If this is a railfan page, every effort has been made to make sure that the information contained on this map and in this railfan guide is correct.  Once in a while, an error may creep in, especially if restaurants or gas stations open, close, or change names.  Most of my maps are a result of personal observation after visiting these locations.  I have always felt that a picture is worth a thousand words", and I feel annotated maps such as the ones I work up do the same justice for the railfan over a simple text description of the area.  Since the main focus of my website is railroad signals, the railfan guides are oriented towards the signal fan being able to locate them.  Since most of us railheads don't have just trains as a hobby, I have also tried to point out where other interesting sites of the area are.... things like fire stations, neat bridges, or other significant historical or geographical feature.  While some may feel they shouldn't be included, these other things tend to make MY trips a lot more interesting.... stuff like where the C&O Canal has a bridge going over a river (the Monocacy Aqueduct) between Point of Rocks and Gaithersburg MD, it's way cool to realize this bridge to support a water "road" over a river was built in the 1830's!!!  

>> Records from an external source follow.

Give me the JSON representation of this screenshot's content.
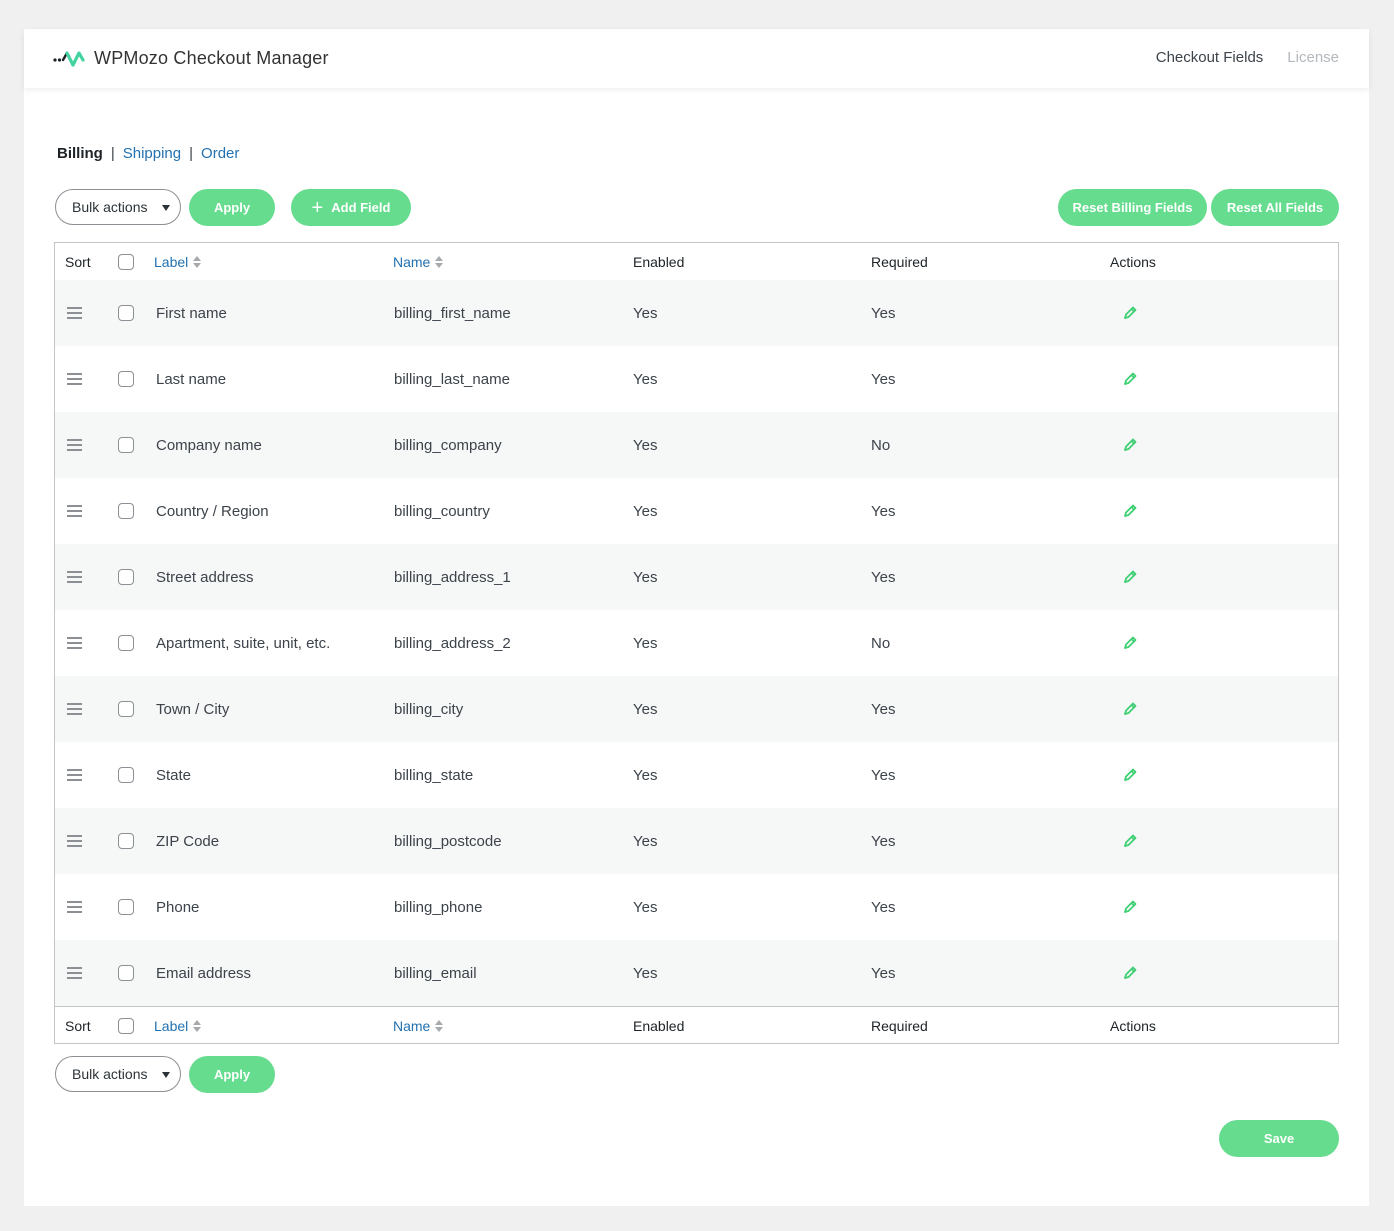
{
  "app": {
    "title": "WPMozo Checkout Manager"
  },
  "top_nav": {
    "checkout_fields": "Checkout Fields",
    "license": "License"
  },
  "sub_nav": {
    "billing": "Billing",
    "separator": "|",
    "shipping": "Shipping",
    "order": "Order"
  },
  "toolbar": {
    "bulk_actions": "Bulk actions",
    "apply": "Apply",
    "add_field": "Add Field",
    "reset_billing": "Reset Billing Fields",
    "reset_all": "Reset All Fields"
  },
  "table": {
    "columns": {
      "sort": "Sort",
      "label": "Label",
      "name": "Name",
      "enabled": "Enabled",
      "required": "Required",
      "actions": "Actions"
    },
    "rows": [
      {
        "label": "First name",
        "name": "billing_first_name",
        "enabled": "Yes",
        "required": "Yes"
      },
      {
        "label": "Last name",
        "name": "billing_last_name",
        "enabled": "Yes",
        "required": "Yes"
      },
      {
        "label": "Company name",
        "name": "billing_company",
        "enabled": "Yes",
        "required": "No"
      },
      {
        "label": "Country / Region",
        "name": "billing_country",
        "enabled": "Yes",
        "required": "Yes"
      },
      {
        "label": "Street address",
        "name": "billing_address_1",
        "enabled": "Yes",
        "required": "Yes"
      },
      {
        "label": "Apartment, suite, unit, etc.",
        "name": "billing_address_2",
        "enabled": "Yes",
        "required": "No"
      },
      {
        "label": "Town / City",
        "name": "billing_city",
        "enabled": "Yes",
        "required": "Yes"
      },
      {
        "label": "State",
        "name": "billing_state",
        "enabled": "Yes",
        "required": "Yes"
      },
      {
        "label": "ZIP Code",
        "name": "billing_postcode",
        "enabled": "Yes",
        "required": "Yes"
      },
      {
        "label": "Phone",
        "name": "billing_phone",
        "enabled": "Yes",
        "required": "Yes"
      },
      {
        "label": "Email address",
        "name": "billing_email",
        "enabled": "Yes",
        "required": "Yes"
      }
    ]
  },
  "bottom_toolbar": {
    "bulk_actions": "Bulk actions",
    "apply": "Apply"
  },
  "save": "Save",
  "colors": {
    "accent": "#66dc8e",
    "link": "#2271b1",
    "background": "#f0f0f1",
    "row_stripe": "#f6f7f7"
  },
  "icons": {
    "logo": "wpmozo-logo-icon",
    "drag": "drag-handle-icon",
    "edit": "pencil-icon",
    "add": "plus-icon",
    "sort": "sort-arrows-icon",
    "dropdown": "caret-down-icon"
  }
}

My philosophy: Pictures and maps are worth a thousand words, especially for railfanning.  Text descriptions only get you so far, especially if you get lost or disoriented.  Take along good maps.... a GPS is OK to get somewhere, but maps are still better if you get lost!  I belong to AAA, which allows you to get local maps for free when you visit the local branches.  ADC puts out a nice series of county maps for the Washington DC area, but their state maps do not have the railroads on them.  If you can find em, I like the National Geographic map book of the U.S..... good, clear, and concise graphics, and they do a really good job of showing you where tourist type attractions are, although they too lack the railroads.  Other notes about specific areas will show up on that page if known.

By the way, floobydust is a term I picked up 30-40 years ago from a National Semiconductor data book, and means miscellaneous and/or other stuff.

Pictures and additional information is always needed if anyone feels inclined to take 'em, send 'em, and share 'em, or if you have something to add or correct.... credit is always given! BE NICE!!! Contact info is here

Beware: If used as a source, ANYTHING from Wikipedia must be treated as being possibly being inaccurate, wrong, or not true.


web statistics

NEW 2/18/2007--1/10/2014
Last Modified: 03-Oct-2017